It can be quite difficult sometimes to track the various health concerns that are unique to women, especially menstrual health. For most of us, the idea of menstrual health is simply the dreaded few days of uncomfortable inconvenience that comes in a 28-day cycle, and nothing more — even when we may occasionally experience irregular or abnormal periods, we tend not to let that concern us, chalking it all up to the consequence of stress.
However, the neglect to address these minor issues has the potential to lead to major health threats. In an effort to get more women talking and understanding their own menstrual health, Apple has partnered with the Harvard T.H. Chan School of Public Health to assemble an Apple’s Women Health Study team to bring more insight into this under-researched topic.
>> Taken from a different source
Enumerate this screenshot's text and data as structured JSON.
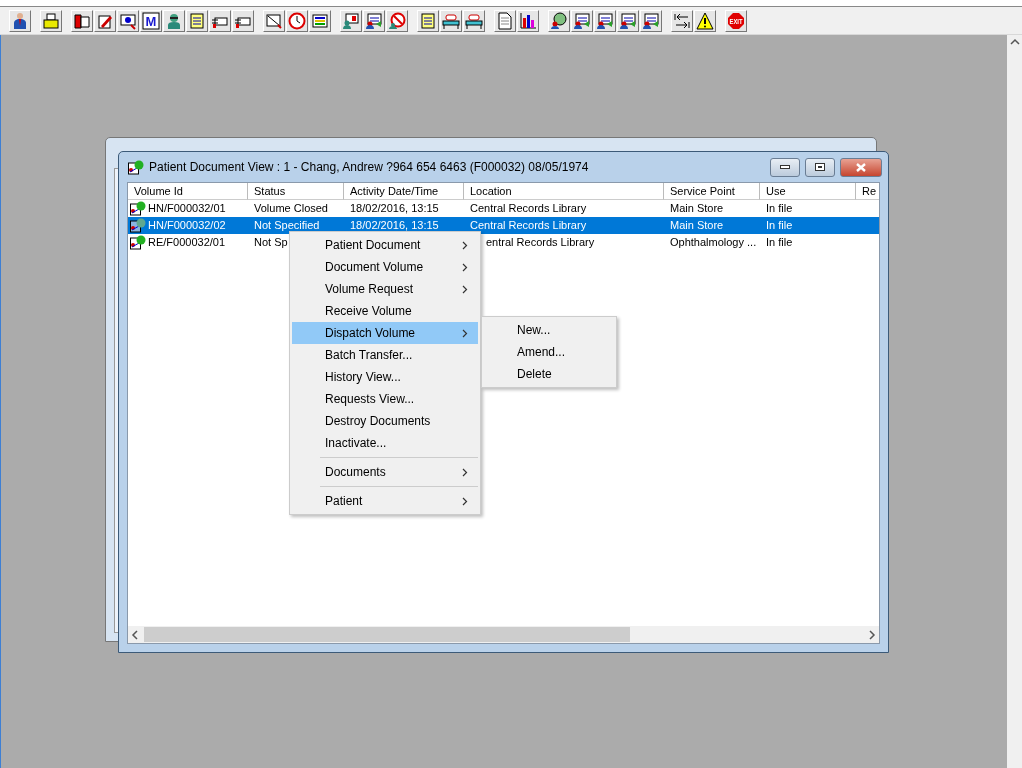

APPLE WOMEN’S HEALTH STUDY
Headed by principal investigator, Assistant Professor Dr. Shruthi Mahalingaiah, the aim of the study is to “highlight that period symptoms are a shared experience around menstrual health, across varying ages and ethnicities”, and it is important to create a larger foundational data set on this topic that can eventually become the standard for understanding menstruation and menstrual health, and inspire new areas of research across women’s health.
Through the US-only Research app, the Apple Women’s Health Study continuously invites women across the US to contribute to the research through their iPhones and/or Apple Watches, where they collect a comprehensive set of menstrual cycle tracking and other related health data, alongside participant surveys, from female individuals across different races and various stages of their life.
Every participant controls the data types that are shared with the study and are given full transparency as to how the data will be used for the purposes of the study.
Here’s a look at the results from a recent update and collation of results from the first 10,000 participants enrolled in the study:
♀️Based on the responses, a wide range of menstrual cycle symptoms have been pointed out, including some that are less commonly known or discussed
♀️Most frequently tracked symptoms include abdominal cramps, bloating, and tiredness, which were experienced by more than 60% of the participants
♀️More than half of the participants have also logged symptoms such as acne breakout and headaches
♀️About 37% of participants logged some less widely recognised symptoms like diarrhoea and sleep changes
The initial analysis also suggests symptom trends that are common across a wide range of demographics despite the age, race, and geographic location — for example, Black, Hispanic and White participants all shared common symptoms which include abdominal cramps, bloating, and tiredness.
KEEPING TRACK OF YOUR OWN MENSTRUAL CYCLE
The menstrual cycle is a representation of how well our complex hormonal system in our body is working and helps to detect significant disturbances to the menstrual cycle which can often reveal underlying health issues that could be prevented early.
Although we may not be able to help contribute to the study, it doesn’t mean that we cannot participate in our own way. In order to start tracking and understanding our own menstrual health, Apple has created the Cycle Tracking App for Apple Watch — an app designed to easily track your menstrual cycle to better understand your health.
Similar to the ability to track your menstrual cycle in the Health app for iPhone, the app provides you with a way to log your period day, symptoms, and spotting. It also allows you to add Factors that may be influencing your cycles, such as pregnancy, lactation, and contraceptive use.
With the information given, the Cycle Tracking feature would be able to predict when your next period or fertile window is about to start and send you notifications ahead of time. You can also look at past Cycle Tracking data to see if your cycle has been regular overtime.
Similar to all health data collected via the app, your Cycle Tracking data will remain encrypted and is only accessible with your passcode, Touch ID, or Face ID.
While the data collected will help you to keep track of your menstrual health, it ultimately cannot and should not be used to diagnose any sort of health condition. The International Federation of Gynaecology and Obstetrics (FIGO) suggests talking to your doctor if:
🙋♀️ Your period stops for more than 90 days
🙋♀️ Lasts more than seven days
🙋♀️ In between your period, your cycle is less than 21 days or more than 45 days
🙋♀️ You are spotting
🙋♀️ Your period becomes so heavy or so painful that it disrupts your ability to participate in daily activities
All images courtesy of Apple.